[Data items]
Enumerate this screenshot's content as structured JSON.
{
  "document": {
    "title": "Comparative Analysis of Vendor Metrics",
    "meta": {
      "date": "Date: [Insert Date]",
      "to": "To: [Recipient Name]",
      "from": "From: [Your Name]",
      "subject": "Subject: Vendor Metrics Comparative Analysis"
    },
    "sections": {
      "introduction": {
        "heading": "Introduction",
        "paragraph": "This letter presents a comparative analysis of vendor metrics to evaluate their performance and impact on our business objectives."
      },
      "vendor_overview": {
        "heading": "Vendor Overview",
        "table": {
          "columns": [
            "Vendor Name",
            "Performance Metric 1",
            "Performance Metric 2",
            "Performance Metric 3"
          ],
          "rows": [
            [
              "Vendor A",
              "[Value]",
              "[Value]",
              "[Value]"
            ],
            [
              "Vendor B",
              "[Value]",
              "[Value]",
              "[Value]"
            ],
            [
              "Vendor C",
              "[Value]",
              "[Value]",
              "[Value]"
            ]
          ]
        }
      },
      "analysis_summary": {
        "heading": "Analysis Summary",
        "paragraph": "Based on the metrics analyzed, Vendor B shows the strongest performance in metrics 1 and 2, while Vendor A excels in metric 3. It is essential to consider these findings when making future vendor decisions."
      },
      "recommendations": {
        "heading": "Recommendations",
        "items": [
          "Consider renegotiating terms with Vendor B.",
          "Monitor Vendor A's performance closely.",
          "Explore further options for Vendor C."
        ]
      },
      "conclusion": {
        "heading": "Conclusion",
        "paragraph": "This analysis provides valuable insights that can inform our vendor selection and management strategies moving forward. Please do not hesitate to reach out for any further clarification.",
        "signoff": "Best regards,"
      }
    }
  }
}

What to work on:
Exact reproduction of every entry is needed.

Written answer:
Enumerate this screenshot's content as structured JSON.
{
  "document": {
    "title": "Comparative Analysis of Vendor Metrics",
    "meta": {
      "date": "Date: [Insert Date]",
      "to": "To: [Recipient Name]",
      "from": "From: [Your Name]",
      "subject": "Subject: Vendor Metrics Comparative Analysis"
    },
    "sections": {
      "introduction": {
        "heading": "Introduction",
        "paragraph": "This letter presents a comparative analysis of vendor metrics to evaluate their performance and impact on our business objectives."
      },
      "vendor_overview": {
        "heading": "Vendor Overview",
        "table": {
          "columns": [
            "Vendor Name",
            "Performance Metric 1",
            "Performance Metric 2",
            "Performance Metric 3"
          ],
          "rows": [
            [
              "Vendor A",
              "[Value]",
              "[Value]",
              "[Value]"
            ],
            [
              "Vendor B",
              "[Value]",
              "[Value]",
              "[Value]"
            ],
            [
              "Vendor C",
              "[Value]",
              "[Value]",
              "[Value]"
            ]
          ]
        }
      },
      "analysis_summary": {
        "heading": "Analysis Summary",
        "paragraph": "Based on the metrics analyzed, Vendor B shows the strongest performance in metrics 1 and 2, while Vendor A excels in metric 3. It is essential to consider these findings when making future vendor decisions."
      },
      "recommendations": {
        "heading": "Recommendations",
        "items": [
          "Consider renegotiating terms with Vendor B.",
          "Monitor Vendor A's performance closely.",
          "Explore further options for Vendor C."
        ]
      },
      "conclusion": {
        "heading": "Conclusion",
        "paragraph": "This analysis provides valuable insights that can inform our vendor selection and management strategies moving forward. Please do not hesitate to reach out for any further clarification.",
        "signoff": "Best regards,"
      }
    }
  }
}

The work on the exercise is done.